I’ve been supplying liquidity to Compound, Aave, Curve and iEarn (yEarn) for quite a bit and never had any major problem there before I decided to give a shot to Balancer. I liked the concept behind the project and wanted to get some BAL token.
So I went to the most liquid WETH - sETH Balancer pool and supplied a considerable amount of WETH as a single asset.
Before doing so I checked the price of both assets on coingecko to make sure they are practically the same. With the same belief that Balancer will divide the asses fairly like e.g. Curve does I hit the “add liquidity” button.
I’m being familiar with impermanent loss phenomenon, that’s why I always choose asses tightly pegged to each other like stable coins, renBTC, WBTS, sBTC and never have had any issue with them with the above mentioned DefI platforms.
Imagine my surprise after I checked my assets balances in the pool to find out that I’ve been instantly cut a whole 4 ETH if I decided to withdraw!
What I guess should have been done beforehand:
- You should have warned a user supplying a single asset about how many other assets she will get in return.
- You should have set a slippage ratio to choose from or warn a user not to supply a single asset if there’s a loss of more than 0.1%
- And the last one and most interesting: Is this the way you reward liquidity providers? Are we supposed to be market makers who choose the bid/ask spread, set up slippage etc or are we just mindless sheep to be shaved by the system?

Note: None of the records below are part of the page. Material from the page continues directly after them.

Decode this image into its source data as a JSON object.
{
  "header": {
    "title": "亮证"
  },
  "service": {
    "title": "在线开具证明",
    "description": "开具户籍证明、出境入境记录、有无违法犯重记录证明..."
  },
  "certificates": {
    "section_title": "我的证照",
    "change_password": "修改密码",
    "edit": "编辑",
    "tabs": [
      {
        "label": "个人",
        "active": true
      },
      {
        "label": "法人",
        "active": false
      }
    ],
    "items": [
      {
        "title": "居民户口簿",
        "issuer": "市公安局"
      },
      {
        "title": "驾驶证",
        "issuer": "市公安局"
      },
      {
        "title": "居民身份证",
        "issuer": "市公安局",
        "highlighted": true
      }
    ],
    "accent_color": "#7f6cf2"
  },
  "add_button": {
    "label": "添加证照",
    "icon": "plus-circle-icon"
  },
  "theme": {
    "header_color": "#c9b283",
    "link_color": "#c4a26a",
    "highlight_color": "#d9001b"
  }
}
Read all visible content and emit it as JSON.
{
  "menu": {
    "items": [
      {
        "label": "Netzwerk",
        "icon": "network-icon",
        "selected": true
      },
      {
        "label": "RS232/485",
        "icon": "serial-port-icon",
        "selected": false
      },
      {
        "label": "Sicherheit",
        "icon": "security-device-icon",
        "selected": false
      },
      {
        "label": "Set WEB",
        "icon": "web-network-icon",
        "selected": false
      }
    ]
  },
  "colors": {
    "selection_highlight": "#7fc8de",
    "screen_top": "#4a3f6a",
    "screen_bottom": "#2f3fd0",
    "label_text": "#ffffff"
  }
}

I calculated how much time it takes to cover the losses with the 0.01% fees and around 200k daily volume. Now ready? It will take me whole twenty years to just cover the entry loss not to speak about any profit.
To say I’m disappointed is to say nothing.
So my question is: is there any way to compensate for the loss?
P.S. I found it’s quite strange than I can’t swap WETH to sETH or vice versa on https://balancer.exchange/#/swap although there’s such a pool on the platform.